A mysterious man comes to town with a voracious appetite, a filing cabinet stuffed with information on the world's worst killers, and a pack of hyena-like shades following him wherever he goes. Who the man is and what he wants, not even Odd's deceased informants can tell him. His most ominous clue is a page ripped from a day-by-day calendar for August 15.
Today is August 14.
In less than twenty-four hours, Pico Mundo will awaken to a day of catastrophe. As evil coils under the searing desert sun, Odd travels through the shifting prisms of his world, struggling to avert a looming cataclysm with the aid of his soul mate and an unlikely community of allies that includes the King of Rock 'n' Roll. His account of two shattering days when past and present, fate and destiny converge is the stuff of our worst nightmares, and a testament by which to live: sanely if not safely, with courage, humor, and a full heart that even in the darkness must persevere.

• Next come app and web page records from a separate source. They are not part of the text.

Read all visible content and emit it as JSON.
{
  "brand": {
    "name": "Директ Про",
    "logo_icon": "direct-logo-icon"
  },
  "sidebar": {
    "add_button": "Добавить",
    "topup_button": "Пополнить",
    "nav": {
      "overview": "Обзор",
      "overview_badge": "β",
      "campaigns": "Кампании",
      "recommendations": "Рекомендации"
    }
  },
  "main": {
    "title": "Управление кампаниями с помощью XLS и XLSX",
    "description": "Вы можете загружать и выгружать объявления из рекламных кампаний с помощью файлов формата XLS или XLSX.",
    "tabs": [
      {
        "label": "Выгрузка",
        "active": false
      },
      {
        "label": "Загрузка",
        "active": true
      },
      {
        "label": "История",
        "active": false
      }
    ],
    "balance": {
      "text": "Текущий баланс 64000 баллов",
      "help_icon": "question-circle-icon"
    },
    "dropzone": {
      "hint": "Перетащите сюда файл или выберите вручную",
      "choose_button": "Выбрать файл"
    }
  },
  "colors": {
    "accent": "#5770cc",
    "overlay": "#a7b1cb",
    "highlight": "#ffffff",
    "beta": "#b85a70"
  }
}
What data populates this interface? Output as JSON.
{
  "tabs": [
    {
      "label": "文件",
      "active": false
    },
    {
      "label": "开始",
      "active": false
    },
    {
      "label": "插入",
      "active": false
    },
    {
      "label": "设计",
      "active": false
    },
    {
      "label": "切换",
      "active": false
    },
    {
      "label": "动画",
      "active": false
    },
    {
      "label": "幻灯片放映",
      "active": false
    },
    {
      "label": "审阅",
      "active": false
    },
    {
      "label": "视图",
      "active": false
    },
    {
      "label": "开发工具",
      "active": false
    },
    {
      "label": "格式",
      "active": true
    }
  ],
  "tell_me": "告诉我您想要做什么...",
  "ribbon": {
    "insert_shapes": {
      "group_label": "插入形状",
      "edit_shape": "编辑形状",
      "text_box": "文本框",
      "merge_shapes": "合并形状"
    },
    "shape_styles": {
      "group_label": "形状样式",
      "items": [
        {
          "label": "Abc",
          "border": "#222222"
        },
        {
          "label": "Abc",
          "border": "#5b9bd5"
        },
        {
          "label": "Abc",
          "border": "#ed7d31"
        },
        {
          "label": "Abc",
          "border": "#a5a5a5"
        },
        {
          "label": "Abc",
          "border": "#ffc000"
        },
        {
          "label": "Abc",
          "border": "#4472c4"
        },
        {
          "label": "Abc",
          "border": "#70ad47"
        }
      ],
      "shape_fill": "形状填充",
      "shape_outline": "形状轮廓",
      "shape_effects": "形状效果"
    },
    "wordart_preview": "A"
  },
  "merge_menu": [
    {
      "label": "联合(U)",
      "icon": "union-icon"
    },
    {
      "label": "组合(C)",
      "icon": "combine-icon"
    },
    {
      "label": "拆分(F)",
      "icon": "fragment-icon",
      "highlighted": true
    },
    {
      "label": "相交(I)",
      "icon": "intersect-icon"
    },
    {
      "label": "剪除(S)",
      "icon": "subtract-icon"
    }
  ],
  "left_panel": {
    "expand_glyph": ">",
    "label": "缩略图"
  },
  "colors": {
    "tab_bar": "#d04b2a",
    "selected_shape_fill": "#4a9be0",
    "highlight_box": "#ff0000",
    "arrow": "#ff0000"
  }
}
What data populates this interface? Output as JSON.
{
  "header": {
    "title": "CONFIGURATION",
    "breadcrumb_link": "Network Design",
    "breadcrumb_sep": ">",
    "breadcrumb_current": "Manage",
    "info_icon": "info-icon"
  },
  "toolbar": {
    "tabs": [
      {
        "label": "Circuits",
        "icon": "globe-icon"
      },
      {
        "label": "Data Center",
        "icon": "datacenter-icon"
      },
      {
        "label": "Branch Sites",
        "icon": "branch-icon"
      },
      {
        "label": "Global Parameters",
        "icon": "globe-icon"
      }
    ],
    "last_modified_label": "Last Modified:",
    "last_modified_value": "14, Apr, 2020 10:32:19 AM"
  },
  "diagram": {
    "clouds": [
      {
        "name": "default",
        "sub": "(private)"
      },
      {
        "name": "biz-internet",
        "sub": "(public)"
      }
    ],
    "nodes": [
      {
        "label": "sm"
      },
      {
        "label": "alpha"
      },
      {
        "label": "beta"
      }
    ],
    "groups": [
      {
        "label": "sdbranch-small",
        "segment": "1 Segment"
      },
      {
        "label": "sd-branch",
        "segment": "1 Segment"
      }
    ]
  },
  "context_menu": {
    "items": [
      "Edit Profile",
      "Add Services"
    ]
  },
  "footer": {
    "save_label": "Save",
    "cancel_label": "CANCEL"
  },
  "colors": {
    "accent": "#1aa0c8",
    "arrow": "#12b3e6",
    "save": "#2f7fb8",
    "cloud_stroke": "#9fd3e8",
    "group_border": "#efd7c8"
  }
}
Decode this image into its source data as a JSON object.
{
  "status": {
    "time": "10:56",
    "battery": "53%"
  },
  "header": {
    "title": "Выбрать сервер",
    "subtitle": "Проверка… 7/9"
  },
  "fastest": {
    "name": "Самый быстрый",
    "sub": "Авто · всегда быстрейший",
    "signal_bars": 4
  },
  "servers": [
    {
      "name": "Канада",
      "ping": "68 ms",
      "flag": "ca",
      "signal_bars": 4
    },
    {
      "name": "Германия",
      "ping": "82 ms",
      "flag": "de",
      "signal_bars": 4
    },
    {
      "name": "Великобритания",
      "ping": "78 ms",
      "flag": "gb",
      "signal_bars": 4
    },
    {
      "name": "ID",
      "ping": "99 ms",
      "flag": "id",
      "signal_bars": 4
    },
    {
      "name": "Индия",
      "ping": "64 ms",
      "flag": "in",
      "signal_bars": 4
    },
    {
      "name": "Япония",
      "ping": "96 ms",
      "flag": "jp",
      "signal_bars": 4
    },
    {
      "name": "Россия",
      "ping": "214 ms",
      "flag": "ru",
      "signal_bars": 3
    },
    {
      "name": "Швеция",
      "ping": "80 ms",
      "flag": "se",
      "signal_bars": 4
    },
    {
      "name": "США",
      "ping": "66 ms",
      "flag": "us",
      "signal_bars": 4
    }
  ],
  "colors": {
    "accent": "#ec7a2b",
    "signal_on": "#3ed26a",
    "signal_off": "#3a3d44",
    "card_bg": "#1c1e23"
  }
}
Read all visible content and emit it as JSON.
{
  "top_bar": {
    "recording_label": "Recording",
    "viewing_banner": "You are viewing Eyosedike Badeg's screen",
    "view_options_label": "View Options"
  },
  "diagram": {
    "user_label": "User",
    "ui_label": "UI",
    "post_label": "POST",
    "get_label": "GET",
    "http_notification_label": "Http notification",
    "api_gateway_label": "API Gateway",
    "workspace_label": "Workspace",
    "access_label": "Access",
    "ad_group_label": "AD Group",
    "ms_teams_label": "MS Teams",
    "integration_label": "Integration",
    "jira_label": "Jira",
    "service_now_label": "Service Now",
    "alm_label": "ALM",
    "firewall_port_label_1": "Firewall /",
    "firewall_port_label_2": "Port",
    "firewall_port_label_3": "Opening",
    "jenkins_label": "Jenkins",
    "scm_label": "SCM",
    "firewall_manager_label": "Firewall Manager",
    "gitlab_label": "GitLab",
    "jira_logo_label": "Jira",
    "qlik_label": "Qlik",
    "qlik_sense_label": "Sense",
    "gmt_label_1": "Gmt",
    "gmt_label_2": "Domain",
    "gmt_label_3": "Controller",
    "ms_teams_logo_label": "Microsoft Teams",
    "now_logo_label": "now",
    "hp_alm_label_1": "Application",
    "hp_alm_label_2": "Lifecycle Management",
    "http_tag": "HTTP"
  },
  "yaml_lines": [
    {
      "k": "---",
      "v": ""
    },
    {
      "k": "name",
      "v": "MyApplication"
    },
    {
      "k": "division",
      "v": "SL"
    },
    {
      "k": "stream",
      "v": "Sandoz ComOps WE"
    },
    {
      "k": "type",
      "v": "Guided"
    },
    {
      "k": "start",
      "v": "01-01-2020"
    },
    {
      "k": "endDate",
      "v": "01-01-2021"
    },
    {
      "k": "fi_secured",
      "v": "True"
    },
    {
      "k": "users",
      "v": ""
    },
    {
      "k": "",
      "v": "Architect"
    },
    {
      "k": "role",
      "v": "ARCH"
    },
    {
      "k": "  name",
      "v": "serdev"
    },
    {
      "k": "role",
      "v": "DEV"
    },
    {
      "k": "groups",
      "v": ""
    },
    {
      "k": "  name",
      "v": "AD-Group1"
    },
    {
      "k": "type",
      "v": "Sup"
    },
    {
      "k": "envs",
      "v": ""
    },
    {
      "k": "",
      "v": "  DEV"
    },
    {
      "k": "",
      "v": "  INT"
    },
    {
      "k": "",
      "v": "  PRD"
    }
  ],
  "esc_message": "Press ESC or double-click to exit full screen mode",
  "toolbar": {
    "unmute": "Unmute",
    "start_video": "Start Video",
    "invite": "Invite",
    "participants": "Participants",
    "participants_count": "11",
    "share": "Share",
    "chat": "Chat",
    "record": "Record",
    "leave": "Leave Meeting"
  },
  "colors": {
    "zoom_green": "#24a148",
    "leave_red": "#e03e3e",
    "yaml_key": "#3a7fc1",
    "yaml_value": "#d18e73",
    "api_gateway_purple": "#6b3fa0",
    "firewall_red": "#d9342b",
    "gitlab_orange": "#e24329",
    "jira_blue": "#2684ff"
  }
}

This book was recommended to me by a friend/bomb Americano maker. So, obviously I had to read it. She was kind enough to lend it to me. Now, I have to say, I’m pretty hooked on this character.

This book was a ride from beginning to end. It laid the foundation for the protagonists. It explored their depth and the depth of the story. Then it completely took off.

I didn’t know the synopsis when I went into the book, so I was going in blind. I think that was good for this one. It made for so many surprises. I didn’t think it was going to be creepy, but I didn’t expect that it would also break my heart. There were so many different emotions. I can’t wait to read the next one. I have to see what comes next for everyone involved.

5/5 Stars

Memorable Quotes: “We are not, however, a species that can choose the baggage with which it must travel. In spite of our best intentions, we always find that we have brought along a suitcase or two of darkness, and misery.”

“The dead are sensitive to the living. They have walked this path ahead of us and know our fears, our failings, our desperate hopes, and how much we cherish what cannot last. They pity us, I think, and no doubt they should.”

“In our dreams, we are not detached observers, as are the characters who dream in movies. These internal dramas are usually seen strictly from the dreamer’s point of view. In nightmares, we can’t look I to our own eyes except by indirection, perhaps because we fear discovering that therein lie the worst monsters plaguing us.”

“Most people desperately desire to believe that they are part of a great mystery, that Creation is a work of grace and glory, not merely the result of random forces of colliding. Yet each time that they are given but one reason to doubt, a worm in the apple of the heart makes them turn away from a thousand proofs of the miraculous, whereupon they have a drunkard’s thirst for cynicism, and they feed upon despair as a starving man upon a loaf of bread.”

“A cynic once said that the most identifying trait of humanity is our ability to be in humane to one another.”

“The town slept, but not its demons.”

“Life, Stormy says, is not about how fast you run or even with what degree of grace. It’s about perseverance, about staying on your feet and slogging forward no matter what.”

“Most people tend to think the best of those who are blessed with beauty; we have difficulty imagining that physical perfection can conceal twisted emotions or a damaged mind. “

“We are not strangers to ourselves; we only try to be.”

“It takes awhile to realize what a lonely world it is, and when you do . . . Then the future looks kinda scary. “

“We who survive must go on in the names of those who fall, but if we dwell too much on the vivid details of what we’ve witnessed of man’s inhumanity to man, we simply can’t go on. Perseverance is impossible if we don’t permit ourselves to hope.”


Click To Purchase!